:: Exercise inputs ::
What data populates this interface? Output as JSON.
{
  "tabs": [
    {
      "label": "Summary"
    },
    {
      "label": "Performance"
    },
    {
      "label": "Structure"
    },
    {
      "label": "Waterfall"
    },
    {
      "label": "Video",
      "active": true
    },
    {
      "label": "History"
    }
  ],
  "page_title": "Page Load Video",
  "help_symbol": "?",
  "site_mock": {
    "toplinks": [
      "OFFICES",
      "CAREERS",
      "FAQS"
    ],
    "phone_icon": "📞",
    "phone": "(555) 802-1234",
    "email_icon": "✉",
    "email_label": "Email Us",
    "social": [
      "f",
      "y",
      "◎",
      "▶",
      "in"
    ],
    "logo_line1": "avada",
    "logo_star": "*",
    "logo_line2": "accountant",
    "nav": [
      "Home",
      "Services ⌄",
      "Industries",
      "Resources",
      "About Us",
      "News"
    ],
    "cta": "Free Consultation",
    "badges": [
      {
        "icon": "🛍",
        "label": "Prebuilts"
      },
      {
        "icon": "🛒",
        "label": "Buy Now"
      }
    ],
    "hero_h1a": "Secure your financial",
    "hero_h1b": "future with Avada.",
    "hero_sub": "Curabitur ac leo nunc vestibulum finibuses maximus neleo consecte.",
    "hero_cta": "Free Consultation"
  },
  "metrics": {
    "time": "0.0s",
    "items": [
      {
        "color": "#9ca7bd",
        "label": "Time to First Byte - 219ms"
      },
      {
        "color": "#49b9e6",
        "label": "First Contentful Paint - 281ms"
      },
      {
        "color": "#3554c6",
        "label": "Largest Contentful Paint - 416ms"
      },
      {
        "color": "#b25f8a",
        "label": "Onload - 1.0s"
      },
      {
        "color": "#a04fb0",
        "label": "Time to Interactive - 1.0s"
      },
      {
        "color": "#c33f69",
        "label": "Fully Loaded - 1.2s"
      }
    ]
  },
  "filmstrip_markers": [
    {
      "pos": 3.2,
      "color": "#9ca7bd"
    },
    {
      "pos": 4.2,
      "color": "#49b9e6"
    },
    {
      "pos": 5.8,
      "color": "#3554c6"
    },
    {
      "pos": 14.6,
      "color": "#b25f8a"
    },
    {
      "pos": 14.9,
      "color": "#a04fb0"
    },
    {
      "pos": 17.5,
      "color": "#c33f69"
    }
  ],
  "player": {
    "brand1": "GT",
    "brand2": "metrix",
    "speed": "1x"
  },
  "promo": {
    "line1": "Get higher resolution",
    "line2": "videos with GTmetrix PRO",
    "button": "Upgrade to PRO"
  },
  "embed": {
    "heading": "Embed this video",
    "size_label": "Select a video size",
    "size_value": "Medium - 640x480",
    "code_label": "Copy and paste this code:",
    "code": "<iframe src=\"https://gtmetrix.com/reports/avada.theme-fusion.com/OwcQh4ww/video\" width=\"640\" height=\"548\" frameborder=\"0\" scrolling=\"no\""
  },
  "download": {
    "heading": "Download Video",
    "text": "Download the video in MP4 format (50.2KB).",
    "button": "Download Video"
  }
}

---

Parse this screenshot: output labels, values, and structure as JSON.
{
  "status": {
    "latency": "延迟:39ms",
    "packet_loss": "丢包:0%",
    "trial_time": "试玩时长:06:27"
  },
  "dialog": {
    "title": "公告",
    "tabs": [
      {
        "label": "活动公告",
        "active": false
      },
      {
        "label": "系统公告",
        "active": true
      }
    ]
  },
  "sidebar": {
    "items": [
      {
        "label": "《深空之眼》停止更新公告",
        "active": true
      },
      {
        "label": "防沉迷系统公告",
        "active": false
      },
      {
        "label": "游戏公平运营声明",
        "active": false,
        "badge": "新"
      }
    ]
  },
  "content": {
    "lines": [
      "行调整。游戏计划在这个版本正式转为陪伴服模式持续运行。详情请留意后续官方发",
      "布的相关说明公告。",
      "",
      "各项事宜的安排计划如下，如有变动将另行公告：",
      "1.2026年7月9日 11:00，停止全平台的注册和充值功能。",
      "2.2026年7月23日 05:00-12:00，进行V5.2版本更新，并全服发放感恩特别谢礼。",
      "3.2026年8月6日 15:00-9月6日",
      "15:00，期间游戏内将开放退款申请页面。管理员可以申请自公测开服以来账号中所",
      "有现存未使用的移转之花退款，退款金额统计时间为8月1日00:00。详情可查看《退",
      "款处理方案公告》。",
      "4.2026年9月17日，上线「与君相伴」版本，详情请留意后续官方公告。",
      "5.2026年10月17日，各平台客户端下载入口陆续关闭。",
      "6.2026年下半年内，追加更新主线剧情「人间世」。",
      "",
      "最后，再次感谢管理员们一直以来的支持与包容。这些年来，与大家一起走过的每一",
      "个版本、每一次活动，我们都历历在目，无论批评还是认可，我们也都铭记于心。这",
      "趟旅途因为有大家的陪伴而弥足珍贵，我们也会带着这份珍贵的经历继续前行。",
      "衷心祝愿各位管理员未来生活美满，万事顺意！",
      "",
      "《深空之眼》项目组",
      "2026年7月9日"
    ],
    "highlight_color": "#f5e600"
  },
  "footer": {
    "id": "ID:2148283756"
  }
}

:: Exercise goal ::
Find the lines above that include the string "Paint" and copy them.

:: Expected answer ::
        "label": "First Contentful Paint - 281ms"
        "label": "Largest Contentful Paint - 416ms"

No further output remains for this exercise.